With the Wellington Regional 2020 Communications Trust beginning to explore how it can expand the range of support on offer to local community groups it is fantastic that people elsewhere are documenting and sharing their work. Translating the hi-faluting techy stuff to the reality of busy not-for-profits seems a big leap. I doubt social media will attract mass interest but there is the danger of the divide between the technically savvy and those that are not widening even further. Those left behind could struggle to have their voices heard, once again.

So, time take my seat at the carnival. Closes 11 March.

Save the Internet – a NZ view

I promised to report back if I learnt whether legislation to restrict the free flow of information over the Internet would be introduced in New Zealand (see my earlier post Save the Internet).

So far I’ve got some very definitive (and reassuring) news. According to Andy Williamson, a leading thinker and activist on citizen use of the Internet based in Waitakere City, “net neutrality is here to stay”. Apparently, the current Minister of Infomation Technology, David Cunniliffe, has indicated no changes will be introduced under the current government’s reign that overturn the openness and diversity of the Internet.

We shouldn’t be complacent as governments change, as do telco CEOs, so we need to make sure undemocratic ideas from USA are not propagated here by profit hungry coporations.

When I caught up with Andy a couple of weeks ago he gave me an update on his Phd research. He’s looking to understand how information and communication technologies (ICT) facilitate and influence the democratic process in Aotearoa/New Zealand. In a nutshell he says that the transformative potential of Internet needs to be grasped, not just applying new online tools to entrench people and parties who already have power. It will take grounded leadership for citizens to claim this space.

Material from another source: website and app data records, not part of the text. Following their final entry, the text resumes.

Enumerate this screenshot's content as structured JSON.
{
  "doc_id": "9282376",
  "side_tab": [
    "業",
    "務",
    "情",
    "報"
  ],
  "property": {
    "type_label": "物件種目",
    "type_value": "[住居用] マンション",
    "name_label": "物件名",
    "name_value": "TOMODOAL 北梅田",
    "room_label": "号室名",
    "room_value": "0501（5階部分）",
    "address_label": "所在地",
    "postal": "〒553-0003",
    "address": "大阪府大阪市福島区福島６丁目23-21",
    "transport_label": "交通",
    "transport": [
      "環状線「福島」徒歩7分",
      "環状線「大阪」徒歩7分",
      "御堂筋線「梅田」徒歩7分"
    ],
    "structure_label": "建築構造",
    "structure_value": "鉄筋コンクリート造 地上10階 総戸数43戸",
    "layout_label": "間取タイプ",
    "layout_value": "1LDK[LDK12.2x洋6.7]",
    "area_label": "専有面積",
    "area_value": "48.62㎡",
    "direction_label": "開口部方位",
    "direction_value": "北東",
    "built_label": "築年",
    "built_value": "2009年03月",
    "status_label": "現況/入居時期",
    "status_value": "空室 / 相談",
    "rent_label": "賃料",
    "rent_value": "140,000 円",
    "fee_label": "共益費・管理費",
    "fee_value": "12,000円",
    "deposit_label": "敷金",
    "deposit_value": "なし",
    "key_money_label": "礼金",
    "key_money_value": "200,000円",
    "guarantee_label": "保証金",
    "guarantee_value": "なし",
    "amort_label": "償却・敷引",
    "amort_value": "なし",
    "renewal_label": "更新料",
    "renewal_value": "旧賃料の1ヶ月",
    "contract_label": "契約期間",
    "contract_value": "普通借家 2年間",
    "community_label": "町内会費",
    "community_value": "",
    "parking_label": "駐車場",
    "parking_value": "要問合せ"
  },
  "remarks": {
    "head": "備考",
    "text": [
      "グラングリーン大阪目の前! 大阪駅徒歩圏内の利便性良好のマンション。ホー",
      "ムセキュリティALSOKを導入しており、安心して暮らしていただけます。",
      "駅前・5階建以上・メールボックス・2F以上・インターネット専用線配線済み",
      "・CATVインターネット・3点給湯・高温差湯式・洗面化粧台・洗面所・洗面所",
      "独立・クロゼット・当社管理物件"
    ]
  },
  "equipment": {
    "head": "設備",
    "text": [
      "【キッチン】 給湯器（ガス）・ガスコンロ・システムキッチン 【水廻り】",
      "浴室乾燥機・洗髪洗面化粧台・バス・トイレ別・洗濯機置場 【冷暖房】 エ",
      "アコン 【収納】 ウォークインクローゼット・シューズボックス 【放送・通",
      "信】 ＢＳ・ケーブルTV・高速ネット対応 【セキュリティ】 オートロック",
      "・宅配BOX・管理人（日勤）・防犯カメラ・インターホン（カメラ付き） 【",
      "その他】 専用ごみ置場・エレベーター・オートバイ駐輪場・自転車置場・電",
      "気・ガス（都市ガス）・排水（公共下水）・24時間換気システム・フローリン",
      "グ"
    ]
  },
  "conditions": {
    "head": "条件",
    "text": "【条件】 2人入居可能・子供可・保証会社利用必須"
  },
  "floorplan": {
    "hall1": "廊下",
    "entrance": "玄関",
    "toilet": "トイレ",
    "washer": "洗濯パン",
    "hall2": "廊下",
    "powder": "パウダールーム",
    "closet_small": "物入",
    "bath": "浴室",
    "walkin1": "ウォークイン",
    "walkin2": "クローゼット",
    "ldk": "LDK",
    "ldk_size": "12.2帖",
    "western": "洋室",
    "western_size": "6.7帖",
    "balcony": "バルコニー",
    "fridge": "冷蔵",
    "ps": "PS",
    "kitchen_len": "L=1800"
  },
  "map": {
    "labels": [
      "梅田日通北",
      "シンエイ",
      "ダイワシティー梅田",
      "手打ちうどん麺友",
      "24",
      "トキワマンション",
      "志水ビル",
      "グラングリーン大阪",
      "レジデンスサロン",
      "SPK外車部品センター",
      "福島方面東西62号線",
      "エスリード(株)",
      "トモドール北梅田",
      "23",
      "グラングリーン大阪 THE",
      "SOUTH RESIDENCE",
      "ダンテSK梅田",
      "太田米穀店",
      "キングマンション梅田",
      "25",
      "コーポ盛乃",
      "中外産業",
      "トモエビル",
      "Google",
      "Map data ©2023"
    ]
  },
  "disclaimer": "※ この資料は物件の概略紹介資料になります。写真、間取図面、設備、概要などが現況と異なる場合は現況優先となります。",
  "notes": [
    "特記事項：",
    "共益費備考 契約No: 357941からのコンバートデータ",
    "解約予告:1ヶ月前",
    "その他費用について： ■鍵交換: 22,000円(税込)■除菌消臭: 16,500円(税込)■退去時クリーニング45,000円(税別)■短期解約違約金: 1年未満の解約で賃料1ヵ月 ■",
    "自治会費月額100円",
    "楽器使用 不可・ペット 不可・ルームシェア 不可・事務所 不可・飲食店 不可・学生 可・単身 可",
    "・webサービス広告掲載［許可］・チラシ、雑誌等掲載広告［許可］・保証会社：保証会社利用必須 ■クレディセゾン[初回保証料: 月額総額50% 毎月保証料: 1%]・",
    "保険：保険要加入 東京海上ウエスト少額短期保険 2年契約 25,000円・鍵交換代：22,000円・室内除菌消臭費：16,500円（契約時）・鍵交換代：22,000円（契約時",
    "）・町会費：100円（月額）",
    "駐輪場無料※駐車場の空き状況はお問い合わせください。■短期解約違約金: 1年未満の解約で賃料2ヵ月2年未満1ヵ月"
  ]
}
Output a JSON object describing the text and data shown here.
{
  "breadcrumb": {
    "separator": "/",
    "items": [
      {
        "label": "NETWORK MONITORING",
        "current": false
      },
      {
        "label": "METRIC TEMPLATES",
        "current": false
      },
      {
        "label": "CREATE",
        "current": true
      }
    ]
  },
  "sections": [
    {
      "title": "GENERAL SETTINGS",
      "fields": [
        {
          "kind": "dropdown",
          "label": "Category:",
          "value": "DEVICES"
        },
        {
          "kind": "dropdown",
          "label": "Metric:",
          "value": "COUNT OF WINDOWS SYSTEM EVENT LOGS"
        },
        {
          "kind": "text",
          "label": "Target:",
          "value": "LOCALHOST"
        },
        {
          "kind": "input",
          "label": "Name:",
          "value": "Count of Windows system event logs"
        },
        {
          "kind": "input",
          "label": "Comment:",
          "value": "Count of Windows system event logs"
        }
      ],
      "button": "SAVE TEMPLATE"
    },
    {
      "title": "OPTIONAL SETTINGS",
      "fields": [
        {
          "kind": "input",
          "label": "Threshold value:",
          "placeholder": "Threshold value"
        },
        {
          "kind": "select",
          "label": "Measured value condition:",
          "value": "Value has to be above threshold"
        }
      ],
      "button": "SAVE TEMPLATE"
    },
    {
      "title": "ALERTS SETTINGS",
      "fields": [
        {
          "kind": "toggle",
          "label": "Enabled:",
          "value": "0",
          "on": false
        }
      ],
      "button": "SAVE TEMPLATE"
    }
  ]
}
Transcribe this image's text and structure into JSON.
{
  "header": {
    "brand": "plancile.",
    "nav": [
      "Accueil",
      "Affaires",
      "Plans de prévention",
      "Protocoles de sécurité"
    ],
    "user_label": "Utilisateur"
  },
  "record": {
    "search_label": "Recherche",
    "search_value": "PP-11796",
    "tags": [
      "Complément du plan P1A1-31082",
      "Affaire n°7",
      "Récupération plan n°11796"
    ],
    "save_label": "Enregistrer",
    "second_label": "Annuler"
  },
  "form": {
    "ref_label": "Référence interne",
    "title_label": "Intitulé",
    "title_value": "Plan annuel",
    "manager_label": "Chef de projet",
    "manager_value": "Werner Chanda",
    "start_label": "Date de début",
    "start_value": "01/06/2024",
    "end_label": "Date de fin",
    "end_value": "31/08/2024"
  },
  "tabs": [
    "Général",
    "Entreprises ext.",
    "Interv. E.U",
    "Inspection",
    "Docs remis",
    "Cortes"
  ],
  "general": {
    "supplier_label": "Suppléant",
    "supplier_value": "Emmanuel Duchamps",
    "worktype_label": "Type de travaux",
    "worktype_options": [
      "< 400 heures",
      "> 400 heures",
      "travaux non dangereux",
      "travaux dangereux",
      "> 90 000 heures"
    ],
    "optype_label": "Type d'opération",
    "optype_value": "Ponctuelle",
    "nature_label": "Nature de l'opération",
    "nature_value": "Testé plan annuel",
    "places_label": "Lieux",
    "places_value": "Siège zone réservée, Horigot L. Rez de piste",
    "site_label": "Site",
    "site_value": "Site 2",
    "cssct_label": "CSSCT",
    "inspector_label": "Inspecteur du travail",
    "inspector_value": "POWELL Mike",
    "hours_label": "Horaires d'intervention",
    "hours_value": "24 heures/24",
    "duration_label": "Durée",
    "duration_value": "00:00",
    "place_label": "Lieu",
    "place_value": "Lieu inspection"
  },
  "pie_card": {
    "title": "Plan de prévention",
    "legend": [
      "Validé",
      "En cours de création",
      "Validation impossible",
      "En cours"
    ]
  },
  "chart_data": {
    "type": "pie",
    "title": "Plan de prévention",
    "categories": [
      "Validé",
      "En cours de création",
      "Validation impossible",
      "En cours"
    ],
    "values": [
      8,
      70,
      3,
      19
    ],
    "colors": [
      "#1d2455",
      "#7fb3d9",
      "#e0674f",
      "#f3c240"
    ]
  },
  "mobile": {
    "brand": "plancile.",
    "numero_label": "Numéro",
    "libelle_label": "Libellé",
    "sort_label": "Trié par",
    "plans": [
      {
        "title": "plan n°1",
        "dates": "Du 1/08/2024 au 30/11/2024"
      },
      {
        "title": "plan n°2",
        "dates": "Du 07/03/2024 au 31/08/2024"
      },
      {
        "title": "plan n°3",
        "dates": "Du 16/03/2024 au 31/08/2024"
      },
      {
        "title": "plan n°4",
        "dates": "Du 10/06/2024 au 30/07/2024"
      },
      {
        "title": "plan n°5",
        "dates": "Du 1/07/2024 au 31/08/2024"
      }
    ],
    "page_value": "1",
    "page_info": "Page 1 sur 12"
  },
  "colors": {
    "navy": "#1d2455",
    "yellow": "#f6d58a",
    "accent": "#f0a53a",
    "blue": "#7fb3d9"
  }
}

I can’t really do justice to Andy’s research in a nutshell, so it’s best I point to a couple of places you can find out more. You can read an interview with Andy published last month on an Australian eGovernment blog, check out a paper he presented in October 2006 (entitled “Disruptive spaces and transformative praxis: Connecting a community’s past to their electronic future”), or finally, go straight to Andy’s own website,

It’s important we keep talking about how to make sure citizens claim their space online, and about how the web can be used as a tool for bringing about social change. It’s a pretty tough battle so I’m glad Andy is raising issues on our behalf.